Most homes have a hot water cylinder to help meet their hot water needs. Hot water cylinders will last a very long time and will only need replacing if they leak, or if you are upgrading to a bigger capacity.

Replacing a hot water cylinder can be a simple task to an experienced professional.
The different types of hot water cylinders

There are two various types of hot water cylinders installed in homes across the UK. They operate to provide hot water to your home with slight differences. Each type has its advantages and disadvantages, and this part of the article describes these. The prices for replacing the hot water cylinder will differ for each type as they are fundamentally different hot water system designs.

Vented hot water cylinders
A vented hot water cylinder system consists of a cold water tank located commonly in the loft which feeds cold water to the cylinder. The cylinder is typically situated in an airing cupboard, with the cold water feed at the bottom of the tank. Heated water rises to the top of the reservoir where it is drawn off for feeding the heating system.

A vent pipe acts as an outlet for air bubbles, and steam should the cylinder overheat and also keeps the cylinder pressure at atmospheric pressure. There are two methods of heating water with vented hot water systems, namely:

Direct heating – immersion heaters are fitted in the cylinder, and they solely provide the hot water.

Indirect heating – a coil within the hot water cylinder is fed via the central heating system and heats the water in the cylinder.

An unvented hot water cylinder connects to the mains cold water rising mains and supplies hot water at mains pressure. Similar heating methods to the vented cylinder also apply to this type of cylinder.
The difference between vented and unvented systems is that there is no water storage tank or vent pipes. Instead, an expansion vessel is connected to the top of the cylinder. The purpose of the expansion vessel is to accommodate expanding water coming from the cylinder.

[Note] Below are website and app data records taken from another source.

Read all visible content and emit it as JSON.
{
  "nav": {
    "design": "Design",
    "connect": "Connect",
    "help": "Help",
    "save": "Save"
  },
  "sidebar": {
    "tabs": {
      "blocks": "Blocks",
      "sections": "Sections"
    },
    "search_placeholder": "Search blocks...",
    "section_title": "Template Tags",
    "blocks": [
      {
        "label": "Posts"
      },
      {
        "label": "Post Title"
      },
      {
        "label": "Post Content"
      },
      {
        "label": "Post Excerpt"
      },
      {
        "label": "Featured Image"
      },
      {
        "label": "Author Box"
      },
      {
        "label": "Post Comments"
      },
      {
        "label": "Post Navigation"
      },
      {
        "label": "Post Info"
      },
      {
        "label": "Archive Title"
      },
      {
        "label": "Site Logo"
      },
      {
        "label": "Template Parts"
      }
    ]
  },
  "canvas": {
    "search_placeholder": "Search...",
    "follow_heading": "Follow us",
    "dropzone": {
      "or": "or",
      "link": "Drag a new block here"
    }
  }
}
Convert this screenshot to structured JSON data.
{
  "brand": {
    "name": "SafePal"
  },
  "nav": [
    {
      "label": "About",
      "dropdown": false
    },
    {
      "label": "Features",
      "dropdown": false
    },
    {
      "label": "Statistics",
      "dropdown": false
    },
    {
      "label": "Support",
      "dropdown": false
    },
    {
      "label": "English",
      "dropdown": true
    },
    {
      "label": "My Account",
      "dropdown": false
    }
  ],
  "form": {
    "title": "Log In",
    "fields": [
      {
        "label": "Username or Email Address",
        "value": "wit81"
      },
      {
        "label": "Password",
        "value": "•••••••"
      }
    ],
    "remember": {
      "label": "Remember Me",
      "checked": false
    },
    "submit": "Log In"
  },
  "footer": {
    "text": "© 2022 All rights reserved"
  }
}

The following safety devices are necessary for unvented cylinders:

Primary and secondary thermostats. The main thermostat maintains the temperature of the water below 65 degrees while the secondary switches off the heater or cuts off water supply if the temperature exceeds 90 degrees Celsius.

At Perrin Heating we can supply and install both vented and unvented types of hot water cylinder